WHAT TO PRODUCE: Make an exact copy of the records, dropping all pictures.

Stored items from a collection:
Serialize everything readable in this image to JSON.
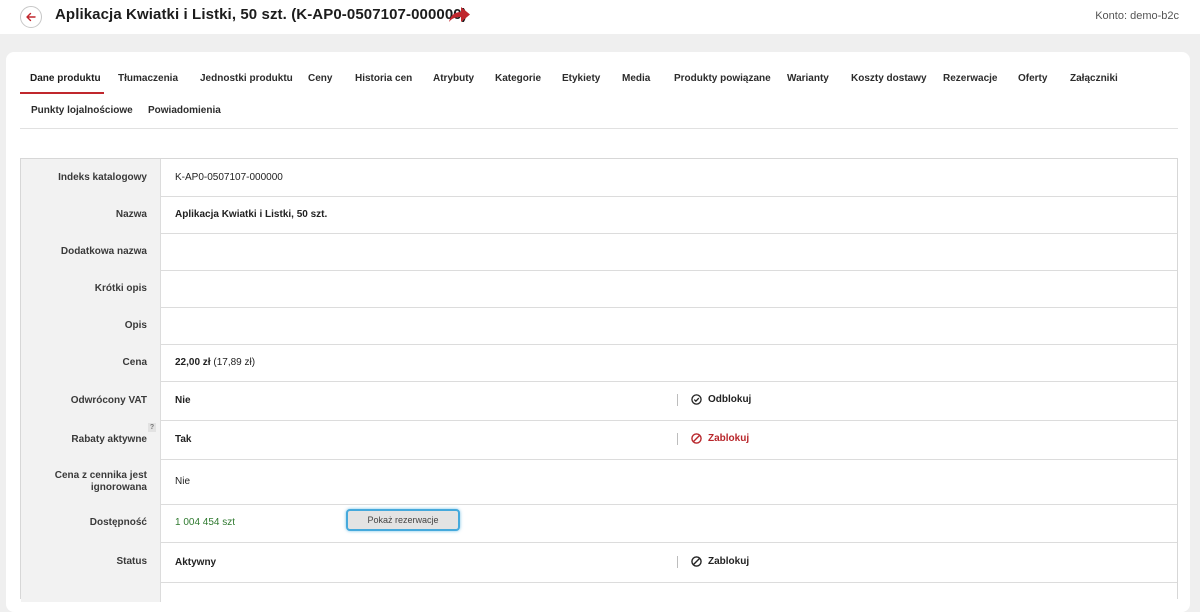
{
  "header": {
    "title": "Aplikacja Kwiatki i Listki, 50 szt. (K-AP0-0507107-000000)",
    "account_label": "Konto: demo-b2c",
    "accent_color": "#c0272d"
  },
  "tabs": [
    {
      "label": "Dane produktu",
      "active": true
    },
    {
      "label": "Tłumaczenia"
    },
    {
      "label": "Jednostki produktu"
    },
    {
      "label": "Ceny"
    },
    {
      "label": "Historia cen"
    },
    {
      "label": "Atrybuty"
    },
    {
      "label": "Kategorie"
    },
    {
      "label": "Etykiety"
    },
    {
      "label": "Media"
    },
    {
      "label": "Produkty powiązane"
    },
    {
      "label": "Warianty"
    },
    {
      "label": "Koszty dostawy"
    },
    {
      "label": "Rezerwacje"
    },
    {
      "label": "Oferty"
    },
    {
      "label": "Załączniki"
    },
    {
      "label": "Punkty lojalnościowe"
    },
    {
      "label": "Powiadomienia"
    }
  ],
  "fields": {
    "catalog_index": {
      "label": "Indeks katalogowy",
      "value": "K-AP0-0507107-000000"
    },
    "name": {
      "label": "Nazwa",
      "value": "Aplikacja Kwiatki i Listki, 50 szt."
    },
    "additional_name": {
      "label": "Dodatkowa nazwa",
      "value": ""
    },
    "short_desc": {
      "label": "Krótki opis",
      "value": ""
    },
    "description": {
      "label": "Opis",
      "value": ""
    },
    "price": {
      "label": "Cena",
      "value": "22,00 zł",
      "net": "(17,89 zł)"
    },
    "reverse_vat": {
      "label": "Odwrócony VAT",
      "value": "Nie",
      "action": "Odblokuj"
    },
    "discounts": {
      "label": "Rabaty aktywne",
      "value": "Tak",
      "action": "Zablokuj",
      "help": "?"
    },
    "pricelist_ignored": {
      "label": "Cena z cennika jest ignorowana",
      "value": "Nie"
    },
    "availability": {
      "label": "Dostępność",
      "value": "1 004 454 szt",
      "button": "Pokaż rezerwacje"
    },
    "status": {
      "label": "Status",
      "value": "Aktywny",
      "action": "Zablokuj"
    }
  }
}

WRITTEN REPLY:
Serialize everything readable in this image to JSON.
{
  "header": {
    "title": "Aplikacja Kwiatki i Listki, 50 szt. (K-AP0-0507107-000000)",
    "account_label": "Konto: demo-b2c",
    "accent_color": "#c0272d"
  },
  "tabs": [
    {
      "label": "Dane produktu",
      "active": true
    },
    {
      "label": "Tłumaczenia"
    },
    {
      "label": "Jednostki produktu"
    },
    {
      "label": "Ceny"
    },
    {
      "label": "Historia cen"
    },
    {
      "label": "Atrybuty"
    },
    {
      "label": "Kategorie"
    },
    {
      "label": "Etykiety"
    },
    {
      "label": "Media"
    },
    {
      "label": "Produkty powiązane"
    },
    {
      "label": "Warianty"
    },
    {
      "label": "Koszty dostawy"
    },
    {
      "label": "Rezerwacje"
    },
    {
      "label": "Oferty"
    },
    {
      "label": "Załączniki"
    },
    {
      "label": "Punkty lojalnościowe"
    },
    {
      "label": "Powiadomienia"
    }
  ],
  "fields": {
    "catalog_index": {
      "label": "Indeks katalogowy",
      "value": "K-AP0-0507107-000000"
    },
    "name": {
      "label": "Nazwa",
      "value": "Aplikacja Kwiatki i Listki, 50 szt."
    },
    "additional_name": {
      "label": "Dodatkowa nazwa",
      "value": ""
    },
    "short_desc": {
      "label": "Krótki opis",
      "value": ""
    },
    "description": {
      "label": "Opis",
      "value": ""
    },
    "price": {
      "label": "Cena",
      "value": "22,00 zł",
      "net": "(17,89 zł)"
    },
    "reverse_vat": {
      "label": "Odwrócony VAT",
      "value": "Nie",
      "action": "Odblokuj"
    },
    "discounts": {
      "label": "Rabaty aktywne",
      "value": "Tak",
      "action": "Zablokuj",
      "help": "?"
    },
    "pricelist_ignored": {
      "label": "Cena z cennika jest ignorowana",
      "value": "Nie"
    },
    "availability": {
      "label": "Dostępność",
      "value": "1 004 454 szt",
      "button": "Pokaż rezerwacje"
    },
    "status": {
      "label": "Status",
      "value": "Aktywny",
      "action": "Zablokuj"
    }
  }
}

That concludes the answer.